Start of TASK MATERIAL
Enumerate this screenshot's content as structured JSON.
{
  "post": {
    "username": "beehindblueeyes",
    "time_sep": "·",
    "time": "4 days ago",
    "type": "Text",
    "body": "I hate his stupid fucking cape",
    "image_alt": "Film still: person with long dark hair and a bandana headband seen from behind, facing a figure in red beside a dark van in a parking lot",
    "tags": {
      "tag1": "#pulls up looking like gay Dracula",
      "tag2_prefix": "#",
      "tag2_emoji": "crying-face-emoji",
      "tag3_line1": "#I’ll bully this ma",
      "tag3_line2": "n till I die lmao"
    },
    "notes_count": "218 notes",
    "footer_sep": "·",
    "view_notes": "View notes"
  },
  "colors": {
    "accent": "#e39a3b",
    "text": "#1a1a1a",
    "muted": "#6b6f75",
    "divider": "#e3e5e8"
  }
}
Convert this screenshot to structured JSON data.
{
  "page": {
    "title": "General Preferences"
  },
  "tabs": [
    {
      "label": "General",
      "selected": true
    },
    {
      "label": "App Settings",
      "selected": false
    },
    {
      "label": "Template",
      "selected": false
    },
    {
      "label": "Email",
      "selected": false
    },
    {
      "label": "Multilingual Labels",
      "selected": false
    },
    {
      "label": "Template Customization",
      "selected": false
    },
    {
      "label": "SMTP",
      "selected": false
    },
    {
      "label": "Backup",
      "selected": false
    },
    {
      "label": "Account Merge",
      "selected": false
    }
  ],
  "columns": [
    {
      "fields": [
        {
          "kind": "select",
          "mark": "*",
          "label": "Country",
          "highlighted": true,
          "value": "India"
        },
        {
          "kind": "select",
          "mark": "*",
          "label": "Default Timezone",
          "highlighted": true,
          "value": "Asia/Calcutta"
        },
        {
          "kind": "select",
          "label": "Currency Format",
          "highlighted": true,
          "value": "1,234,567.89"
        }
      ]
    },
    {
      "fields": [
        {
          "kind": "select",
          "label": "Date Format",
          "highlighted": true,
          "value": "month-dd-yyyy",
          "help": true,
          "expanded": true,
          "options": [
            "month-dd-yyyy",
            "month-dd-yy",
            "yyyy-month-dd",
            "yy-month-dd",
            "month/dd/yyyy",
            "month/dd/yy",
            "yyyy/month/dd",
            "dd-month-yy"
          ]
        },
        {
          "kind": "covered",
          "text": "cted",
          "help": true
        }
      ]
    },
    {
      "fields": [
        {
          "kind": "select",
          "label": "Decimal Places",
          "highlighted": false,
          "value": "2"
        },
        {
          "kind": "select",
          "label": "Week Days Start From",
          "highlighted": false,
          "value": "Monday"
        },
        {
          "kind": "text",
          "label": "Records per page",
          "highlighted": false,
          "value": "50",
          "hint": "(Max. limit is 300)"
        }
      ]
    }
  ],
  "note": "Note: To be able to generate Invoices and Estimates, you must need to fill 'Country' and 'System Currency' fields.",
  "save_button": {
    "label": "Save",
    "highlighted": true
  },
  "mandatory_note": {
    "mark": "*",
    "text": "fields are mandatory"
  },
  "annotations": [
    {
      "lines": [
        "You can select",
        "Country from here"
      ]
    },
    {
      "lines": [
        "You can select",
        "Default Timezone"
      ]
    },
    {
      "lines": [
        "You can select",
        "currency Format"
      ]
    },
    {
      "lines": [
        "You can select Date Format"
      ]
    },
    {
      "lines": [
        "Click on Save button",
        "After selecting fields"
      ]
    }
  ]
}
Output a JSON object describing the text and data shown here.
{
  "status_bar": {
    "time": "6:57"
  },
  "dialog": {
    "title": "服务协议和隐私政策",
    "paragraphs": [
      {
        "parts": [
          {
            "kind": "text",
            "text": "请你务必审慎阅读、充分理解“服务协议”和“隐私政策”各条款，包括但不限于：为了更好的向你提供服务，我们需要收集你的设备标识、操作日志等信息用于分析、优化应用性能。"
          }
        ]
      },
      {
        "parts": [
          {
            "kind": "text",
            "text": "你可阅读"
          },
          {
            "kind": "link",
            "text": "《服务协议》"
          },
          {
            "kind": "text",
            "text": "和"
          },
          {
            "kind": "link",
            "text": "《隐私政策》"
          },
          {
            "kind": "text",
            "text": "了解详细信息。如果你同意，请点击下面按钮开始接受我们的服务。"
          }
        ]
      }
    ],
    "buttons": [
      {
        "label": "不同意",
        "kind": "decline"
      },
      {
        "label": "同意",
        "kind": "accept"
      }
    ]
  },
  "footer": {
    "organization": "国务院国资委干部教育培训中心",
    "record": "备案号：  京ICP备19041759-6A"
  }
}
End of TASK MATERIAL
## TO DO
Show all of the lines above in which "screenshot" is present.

## YOUR SOLUTION
Enumerate this screenshot's content as structured JSON.
Convert this screenshot to structured JSON data.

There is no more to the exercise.